━━ Materials provided
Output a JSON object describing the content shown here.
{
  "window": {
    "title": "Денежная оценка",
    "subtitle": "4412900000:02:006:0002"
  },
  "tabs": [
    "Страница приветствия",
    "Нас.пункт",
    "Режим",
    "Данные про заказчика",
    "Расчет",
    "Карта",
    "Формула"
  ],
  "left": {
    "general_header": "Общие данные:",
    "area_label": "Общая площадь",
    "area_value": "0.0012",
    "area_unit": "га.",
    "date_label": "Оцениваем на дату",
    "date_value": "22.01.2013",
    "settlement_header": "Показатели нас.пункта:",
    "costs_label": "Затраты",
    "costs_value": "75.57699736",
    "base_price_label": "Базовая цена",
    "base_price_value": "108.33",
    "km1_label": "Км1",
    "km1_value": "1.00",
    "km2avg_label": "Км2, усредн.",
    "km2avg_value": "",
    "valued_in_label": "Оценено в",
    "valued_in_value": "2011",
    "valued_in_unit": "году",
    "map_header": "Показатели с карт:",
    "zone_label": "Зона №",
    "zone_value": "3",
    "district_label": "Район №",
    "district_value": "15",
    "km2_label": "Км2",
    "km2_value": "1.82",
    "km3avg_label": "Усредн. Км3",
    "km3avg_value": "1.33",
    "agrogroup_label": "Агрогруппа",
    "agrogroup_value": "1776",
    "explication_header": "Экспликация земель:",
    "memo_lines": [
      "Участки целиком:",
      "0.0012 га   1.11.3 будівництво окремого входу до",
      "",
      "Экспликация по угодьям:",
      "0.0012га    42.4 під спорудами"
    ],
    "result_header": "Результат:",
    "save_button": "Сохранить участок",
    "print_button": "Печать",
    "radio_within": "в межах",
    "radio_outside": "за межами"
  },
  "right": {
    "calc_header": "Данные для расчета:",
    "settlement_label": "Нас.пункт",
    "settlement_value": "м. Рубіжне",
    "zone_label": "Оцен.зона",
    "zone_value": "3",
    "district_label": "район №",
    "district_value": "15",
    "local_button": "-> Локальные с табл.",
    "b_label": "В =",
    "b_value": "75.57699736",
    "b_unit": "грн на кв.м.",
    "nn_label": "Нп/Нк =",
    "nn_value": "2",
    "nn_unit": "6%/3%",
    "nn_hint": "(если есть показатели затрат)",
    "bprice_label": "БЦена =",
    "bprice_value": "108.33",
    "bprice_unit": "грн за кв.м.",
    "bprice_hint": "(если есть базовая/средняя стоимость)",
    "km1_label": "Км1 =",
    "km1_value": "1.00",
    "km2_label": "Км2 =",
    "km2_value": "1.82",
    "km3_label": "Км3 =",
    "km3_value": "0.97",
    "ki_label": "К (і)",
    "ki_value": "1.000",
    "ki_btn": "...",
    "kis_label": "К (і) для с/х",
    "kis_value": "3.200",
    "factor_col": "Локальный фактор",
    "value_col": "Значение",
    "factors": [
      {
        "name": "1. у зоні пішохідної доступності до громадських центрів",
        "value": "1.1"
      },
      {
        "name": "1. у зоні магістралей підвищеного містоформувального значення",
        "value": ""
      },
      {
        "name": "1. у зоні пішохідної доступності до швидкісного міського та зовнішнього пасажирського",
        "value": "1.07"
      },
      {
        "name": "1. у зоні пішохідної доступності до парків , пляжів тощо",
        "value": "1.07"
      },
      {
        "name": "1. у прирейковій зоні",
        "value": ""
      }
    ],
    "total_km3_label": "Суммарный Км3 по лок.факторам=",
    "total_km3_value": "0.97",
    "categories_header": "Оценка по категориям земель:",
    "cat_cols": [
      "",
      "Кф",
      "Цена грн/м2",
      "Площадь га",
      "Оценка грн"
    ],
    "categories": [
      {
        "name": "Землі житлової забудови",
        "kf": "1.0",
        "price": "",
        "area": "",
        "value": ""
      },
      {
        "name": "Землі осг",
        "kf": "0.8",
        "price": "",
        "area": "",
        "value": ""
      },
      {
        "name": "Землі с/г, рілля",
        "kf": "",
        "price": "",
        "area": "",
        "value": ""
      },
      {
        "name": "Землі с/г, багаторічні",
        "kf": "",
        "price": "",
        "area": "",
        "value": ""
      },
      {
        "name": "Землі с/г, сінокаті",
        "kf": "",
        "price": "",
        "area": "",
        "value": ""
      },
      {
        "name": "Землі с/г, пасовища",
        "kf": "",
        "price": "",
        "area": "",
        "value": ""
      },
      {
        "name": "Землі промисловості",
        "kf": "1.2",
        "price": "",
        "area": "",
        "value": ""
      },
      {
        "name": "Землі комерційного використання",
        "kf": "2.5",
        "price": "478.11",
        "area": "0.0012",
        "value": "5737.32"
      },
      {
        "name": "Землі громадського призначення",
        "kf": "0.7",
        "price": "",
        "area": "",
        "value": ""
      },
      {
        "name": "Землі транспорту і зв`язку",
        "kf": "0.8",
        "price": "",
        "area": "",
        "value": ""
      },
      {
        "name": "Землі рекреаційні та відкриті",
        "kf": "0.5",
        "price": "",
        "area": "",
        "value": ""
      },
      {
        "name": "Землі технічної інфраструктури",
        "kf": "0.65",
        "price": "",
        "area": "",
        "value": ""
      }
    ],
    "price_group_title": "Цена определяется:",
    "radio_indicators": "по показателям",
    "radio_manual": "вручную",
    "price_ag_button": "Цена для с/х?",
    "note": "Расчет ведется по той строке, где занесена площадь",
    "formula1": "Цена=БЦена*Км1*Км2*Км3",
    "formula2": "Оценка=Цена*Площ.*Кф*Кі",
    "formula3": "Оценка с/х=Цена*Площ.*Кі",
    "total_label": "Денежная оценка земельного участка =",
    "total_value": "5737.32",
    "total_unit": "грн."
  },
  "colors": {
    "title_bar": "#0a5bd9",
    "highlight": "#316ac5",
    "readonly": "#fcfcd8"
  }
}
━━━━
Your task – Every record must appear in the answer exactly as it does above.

Task solution –
Output a JSON object describing the content shown here.
{
  "window": {
    "title": "Денежная оценка",
    "subtitle": "4412900000:02:006:0002"
  },
  "tabs": [
    "Страница приветствия",
    "Нас.пункт",
    "Режим",
    "Данные про заказчика",
    "Расчет",
    "Карта",
    "Формула"
  ],
  "left": {
    "general_header": "Общие данные:",
    "area_label": "Общая площадь",
    "area_value": "0.0012",
    "area_unit": "га.",
    "date_label": "Оцениваем на дату",
    "date_value": "22.01.2013",
    "settlement_header": "Показатели нас.пункта:",
    "costs_label": "Затраты",
    "costs_value": "75.57699736",
    "base_price_label": "Базовая цена",
    "base_price_value": "108.33",
    "km1_label": "Км1",
    "km1_value": "1.00",
    "km2avg_label": "Км2, усредн.",
    "km2avg_value": "",
    "valued_in_label": "Оценено в",
    "valued_in_value": "2011",
    "valued_in_unit": "году",
    "map_header": "Показатели с карт:",
    "zone_label": "Зона №",
    "zone_value": "3",
    "district_label": "Район №",
    "district_value": "15",
    "km2_label": "Км2",
    "km2_value": "1.82",
    "km3avg_label": "Усредн. Км3",
    "km3avg_value": "1.33",
    "agrogroup_label": "Агрогруппа",
    "agrogroup_value": "1776",
    "explication_header": "Экспликация земель:",
    "memo_lines": [
      "Участки целиком:",
      "0.0012 га   1.11.3 будівництво окремого входу до",
      "",
      "Экспликация по угодьям:",
      "0.0012га    42.4 під спорудами"
    ],
    "result_header": "Результат:",
    "save_button": "Сохранить участок",
    "print_button": "Печать",
    "radio_within": "в межах",
    "radio_outside": "за межами"
  },
  "right": {
    "calc_header": "Данные для расчета:",
    "settlement_label": "Нас.пункт",
    "settlement_value": "м. Рубіжне",
    "zone_label": "Оцен.зона",
    "zone_value": "3",
    "district_label": "район №",
    "district_value": "15",
    "local_button": "-> Локальные с табл.",
    "b_label": "В =",
    "b_value": "75.57699736",
    "b_unit": "грн на кв.м.",
    "nn_label": "Нп/Нк =",
    "nn_value": "2",
    "nn_unit": "6%/3%",
    "nn_hint": "(если есть показатели затрат)",
    "bprice_label": "БЦена =",
    "bprice_value": "108.33",
    "bprice_unit": "грн за кв.м.",
    "bprice_hint": "(если есть базовая/средняя стоимость)",
    "km1_label": "Км1 =",
    "km1_value": "1.00",
    "km2_label": "Км2 =",
    "km2_value": "1.82",
    "km3_label": "Км3 =",
    "km3_value": "0.97",
    "ki_label": "К (і)",
    "ki_value": "1.000",
    "ki_btn": "...",
    "kis_label": "К (і) для с/х",
    "kis_value": "3.200",
    "factor_col": "Локальный фактор",
    "value_col": "Значение",
    "factors": [
      {
        "name": "1. у зоні пішохідної доступності до громадських центрів",
        "value": "1.1"
      },
      {
        "name": "1. у зоні магістралей підвищеного містоформувального значення",
        "value": ""
      },
      {
        "name": "1. у зоні пішохідної доступності до швидкісного міського та зовнішнього пасажирського",
        "value": "1.07"
      },
      {
        "name": "1. у зоні пішохідної доступності до парків , пляжів тощо",
        "value": "1.07"
      },
      {
        "name": "1. у прирейковій зоні",
        "value": ""
      }
    ],
    "total_km3_label": "Суммарный Км3 по лок.факторам=",
    "total_km3_value": "0.97",
    "categories_header": "Оценка по категориям земель:",
    "cat_cols": [
      "",
      "Кф",
      "Цена грн/м2",
      "Площадь га",
      "Оценка грн"
    ],
    "categories": [
      {
        "name": "Землі житлової забудови",
        "kf": "1.0",
        "price": "",
        "area": "",
        "value": ""
      },
      {
        "name": "Землі осг",
        "kf": "0.8",
        "price": "",
        "area": "",
        "value": ""
      },
      {
        "name": "Землі с/г, рілля",
        "kf": "",
        "price": "",
        "area": "",
        "value": ""
      },
      {
        "name": "Землі с/г, багаторічні",
        "kf": "",
        "price": "",
        "area": "",
        "value": ""
      },
      {
        "name": "Землі с/г, сінокаті",
        "kf": "",
        "price": "",
        "area": "",
        "value": ""
      },
      {
        "name": "Землі с/г, пасовища",
        "kf": "",
        "price": "",
        "area": "",
        "value": ""
      },
      {
        "name": "Землі промисловості",
        "kf": "1.2",
        "price": "",
        "area": "",
        "value": ""
      },
      {
        "name": "Землі комерційного використання",
        "kf": "2.5",
        "price": "478.11",
        "area": "0.0012",
        "value": "5737.32"
      },
      {
        "name": "Землі громадського призначення",
        "kf": "0.7",
        "price": "",
        "area": "",
        "value": ""
      },
      {
        "name": "Землі транспорту і зв`язку",
        "kf": "0.8",
        "price": "",
        "area": "",
        "value": ""
      },
      {
        "name": "Землі рекреаційні та відкриті",
        "kf": "0.5",
        "price": "",
        "area": "",
        "value": ""
      },
      {
        "name": "Землі технічної інфраструктури",
        "kf": "0.65",
        "price": "",
        "area": "",
        "value": ""
      }
    ],
    "price_group_title": "Цена определяется:",
    "radio_indicators": "по показателям",
    "radio_manual": "вручную",
    "price_ag_button": "Цена для с/х?",
    "note": "Расчет ведется по той строке, где занесена площадь",
    "formula1": "Цена=БЦена*Км1*Км2*Км3",
    "formula2": "Оценка=Цена*Площ.*Кф*Кі",
    "formula3": "Оценка с/х=Цена*Площ.*Кі",
    "total_label": "Денежная оценка земельного участка =",
    "total_value": "5737.32",
    "total_unit": "грн."
  },
  "colors": {
    "title_bar": "#0a5bd9",
    "highlight": "#316ac5",
    "readonly": "#fcfcd8"
  }
}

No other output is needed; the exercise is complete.